Jain, Shipra, Scaife, Adam A., Mitra, Ashis K.
Climate dynamics 2019 v.52 no.9-10 pp. 5291-5301
El Nino, climate, climate models, monsoon season, prediction, rain
We use seasonal forecasts from the Climate Historical Forecast Project (CHFP) to study the skill of multiple climate models in predicting Indian summer monsoon precipitation. The multi-model average of seasonal forecasts from eight prediction systems shows statistically significant skill for predicting Indian monsoon precipitation at seasonal lead times. Rapid convergence of tropical rainfall skill with ensemble size suggests that the skill of seasonal monsoon rainfall forecasts improves only marginally when using multi-model ensemble (MME) means as compared to the single most skillful system. There is also a large range in the skill of individual models. Some individual models show correlation skill as high as 0.6, which is similar to the MME mean, while others show low skill. We also investigate the effect of spatial averaging on the skill of predicting monsoon rainfall and show that the predictions averaged over a larger area than the verifying observations can yield higher skill due to the extended spatial coherence of monsoon rainfall variability. We also document current errors in seasonal prediction systems and show that these are more strongly related to the errors in El-Nino Southern Oscillation (ENSO) teleconnections than they are to mean rainfall biases.
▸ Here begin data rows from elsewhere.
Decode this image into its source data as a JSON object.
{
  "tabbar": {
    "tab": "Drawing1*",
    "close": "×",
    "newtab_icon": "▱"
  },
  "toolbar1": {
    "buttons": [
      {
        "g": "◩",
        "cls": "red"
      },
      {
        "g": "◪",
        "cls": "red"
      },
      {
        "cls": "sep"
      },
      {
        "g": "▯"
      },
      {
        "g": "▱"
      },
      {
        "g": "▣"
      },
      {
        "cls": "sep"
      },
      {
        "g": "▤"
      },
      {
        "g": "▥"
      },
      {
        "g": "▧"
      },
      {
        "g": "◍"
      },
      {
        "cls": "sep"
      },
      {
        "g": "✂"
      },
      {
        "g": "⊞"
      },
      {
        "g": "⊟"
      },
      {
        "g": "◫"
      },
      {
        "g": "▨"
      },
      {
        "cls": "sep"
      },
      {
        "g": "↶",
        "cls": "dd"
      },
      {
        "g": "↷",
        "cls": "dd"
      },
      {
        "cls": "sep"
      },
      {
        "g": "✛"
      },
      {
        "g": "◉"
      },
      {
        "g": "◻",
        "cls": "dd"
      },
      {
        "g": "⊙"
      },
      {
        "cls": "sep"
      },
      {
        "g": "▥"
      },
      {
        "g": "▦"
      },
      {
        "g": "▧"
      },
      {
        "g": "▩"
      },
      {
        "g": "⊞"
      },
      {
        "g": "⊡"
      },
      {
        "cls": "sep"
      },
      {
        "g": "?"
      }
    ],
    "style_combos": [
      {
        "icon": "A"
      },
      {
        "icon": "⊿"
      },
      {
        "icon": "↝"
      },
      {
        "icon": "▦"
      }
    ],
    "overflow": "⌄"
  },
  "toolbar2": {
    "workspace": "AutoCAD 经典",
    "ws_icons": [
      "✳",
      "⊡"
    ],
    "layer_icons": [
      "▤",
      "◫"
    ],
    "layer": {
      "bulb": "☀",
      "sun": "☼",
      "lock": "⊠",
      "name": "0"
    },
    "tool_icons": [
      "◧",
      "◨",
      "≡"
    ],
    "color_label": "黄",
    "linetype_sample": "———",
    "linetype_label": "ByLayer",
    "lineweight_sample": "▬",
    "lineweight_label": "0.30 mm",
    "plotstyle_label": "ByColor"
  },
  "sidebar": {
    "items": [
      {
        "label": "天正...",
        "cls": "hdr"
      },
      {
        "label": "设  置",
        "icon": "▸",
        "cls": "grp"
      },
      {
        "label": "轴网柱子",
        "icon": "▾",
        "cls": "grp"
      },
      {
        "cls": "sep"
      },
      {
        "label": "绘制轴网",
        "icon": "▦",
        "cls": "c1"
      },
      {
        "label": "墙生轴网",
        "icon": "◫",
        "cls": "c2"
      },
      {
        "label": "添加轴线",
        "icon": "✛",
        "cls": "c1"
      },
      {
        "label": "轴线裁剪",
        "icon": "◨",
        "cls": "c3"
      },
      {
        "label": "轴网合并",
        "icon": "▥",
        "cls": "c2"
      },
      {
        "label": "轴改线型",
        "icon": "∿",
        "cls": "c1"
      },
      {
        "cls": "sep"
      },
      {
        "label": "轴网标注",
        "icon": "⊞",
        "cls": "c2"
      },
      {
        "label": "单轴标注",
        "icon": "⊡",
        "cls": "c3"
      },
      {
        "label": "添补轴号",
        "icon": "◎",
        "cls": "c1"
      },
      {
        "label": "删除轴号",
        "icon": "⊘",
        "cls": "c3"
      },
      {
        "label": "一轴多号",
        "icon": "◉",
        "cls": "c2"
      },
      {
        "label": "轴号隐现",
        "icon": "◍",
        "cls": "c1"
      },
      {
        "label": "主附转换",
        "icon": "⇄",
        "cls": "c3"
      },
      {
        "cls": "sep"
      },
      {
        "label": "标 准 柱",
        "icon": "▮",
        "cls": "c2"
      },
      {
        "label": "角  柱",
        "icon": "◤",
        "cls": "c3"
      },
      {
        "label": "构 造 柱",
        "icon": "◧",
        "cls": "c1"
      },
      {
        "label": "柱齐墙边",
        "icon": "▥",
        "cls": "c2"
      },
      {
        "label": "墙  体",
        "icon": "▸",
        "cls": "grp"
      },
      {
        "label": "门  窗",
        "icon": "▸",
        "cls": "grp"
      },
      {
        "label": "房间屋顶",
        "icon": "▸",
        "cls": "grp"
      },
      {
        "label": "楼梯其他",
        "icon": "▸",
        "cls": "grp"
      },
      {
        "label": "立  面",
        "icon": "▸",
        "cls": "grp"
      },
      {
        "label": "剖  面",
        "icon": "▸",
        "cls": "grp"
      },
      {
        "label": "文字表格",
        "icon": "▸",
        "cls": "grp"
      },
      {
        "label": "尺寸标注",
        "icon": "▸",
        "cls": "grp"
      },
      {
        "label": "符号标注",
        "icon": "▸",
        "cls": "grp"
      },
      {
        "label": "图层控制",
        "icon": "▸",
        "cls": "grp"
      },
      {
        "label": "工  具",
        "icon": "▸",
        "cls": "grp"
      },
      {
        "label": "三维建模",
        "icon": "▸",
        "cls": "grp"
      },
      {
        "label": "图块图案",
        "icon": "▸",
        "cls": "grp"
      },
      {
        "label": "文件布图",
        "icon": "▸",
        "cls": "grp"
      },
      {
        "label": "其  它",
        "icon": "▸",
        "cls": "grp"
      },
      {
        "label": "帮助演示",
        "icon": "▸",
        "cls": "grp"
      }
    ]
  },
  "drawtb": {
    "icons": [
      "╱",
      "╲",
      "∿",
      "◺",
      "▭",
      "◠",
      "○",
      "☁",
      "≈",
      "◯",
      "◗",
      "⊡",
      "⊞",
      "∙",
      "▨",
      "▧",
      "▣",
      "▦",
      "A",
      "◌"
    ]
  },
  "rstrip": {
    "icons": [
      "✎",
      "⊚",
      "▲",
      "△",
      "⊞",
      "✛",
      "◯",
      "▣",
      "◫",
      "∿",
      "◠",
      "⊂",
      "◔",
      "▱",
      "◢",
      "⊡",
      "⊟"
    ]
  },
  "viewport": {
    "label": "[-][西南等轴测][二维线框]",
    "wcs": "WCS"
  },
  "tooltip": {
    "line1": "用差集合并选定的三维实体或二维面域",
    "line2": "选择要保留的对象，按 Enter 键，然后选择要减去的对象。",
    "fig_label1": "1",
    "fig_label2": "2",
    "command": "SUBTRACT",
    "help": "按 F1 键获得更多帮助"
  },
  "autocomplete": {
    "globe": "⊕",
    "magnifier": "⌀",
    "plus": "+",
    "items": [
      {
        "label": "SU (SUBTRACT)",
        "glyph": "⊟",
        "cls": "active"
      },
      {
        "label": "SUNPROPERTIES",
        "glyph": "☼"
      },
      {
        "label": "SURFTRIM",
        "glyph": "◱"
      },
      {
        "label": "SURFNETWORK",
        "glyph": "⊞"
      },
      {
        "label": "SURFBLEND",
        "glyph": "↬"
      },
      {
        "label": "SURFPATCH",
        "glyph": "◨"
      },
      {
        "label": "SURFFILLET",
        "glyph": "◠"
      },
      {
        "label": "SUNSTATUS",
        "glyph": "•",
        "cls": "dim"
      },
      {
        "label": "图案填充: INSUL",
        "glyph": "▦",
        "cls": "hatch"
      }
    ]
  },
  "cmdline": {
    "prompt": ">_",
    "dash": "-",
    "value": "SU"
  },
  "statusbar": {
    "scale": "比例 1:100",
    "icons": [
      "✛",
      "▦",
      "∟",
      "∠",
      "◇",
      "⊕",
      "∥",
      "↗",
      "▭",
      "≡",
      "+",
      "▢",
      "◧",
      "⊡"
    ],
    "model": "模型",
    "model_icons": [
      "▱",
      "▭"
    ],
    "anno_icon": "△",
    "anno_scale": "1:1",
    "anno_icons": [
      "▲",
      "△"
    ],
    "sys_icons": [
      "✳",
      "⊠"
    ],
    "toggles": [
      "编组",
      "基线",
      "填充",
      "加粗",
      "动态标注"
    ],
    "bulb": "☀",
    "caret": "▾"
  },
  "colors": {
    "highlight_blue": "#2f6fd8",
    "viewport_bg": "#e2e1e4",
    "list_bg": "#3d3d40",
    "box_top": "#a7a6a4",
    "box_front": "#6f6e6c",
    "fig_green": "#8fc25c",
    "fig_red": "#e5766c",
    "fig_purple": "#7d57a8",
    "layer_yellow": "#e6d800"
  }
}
Finally, we examine the ENSO-monsoon relationship and confirm that this relationship is likely to be stationary, despite fluctuations in the observed relationship, which can simply be explained as sampling variability on an underlying stationary teleconnection between ENSO and the Indian monsoon.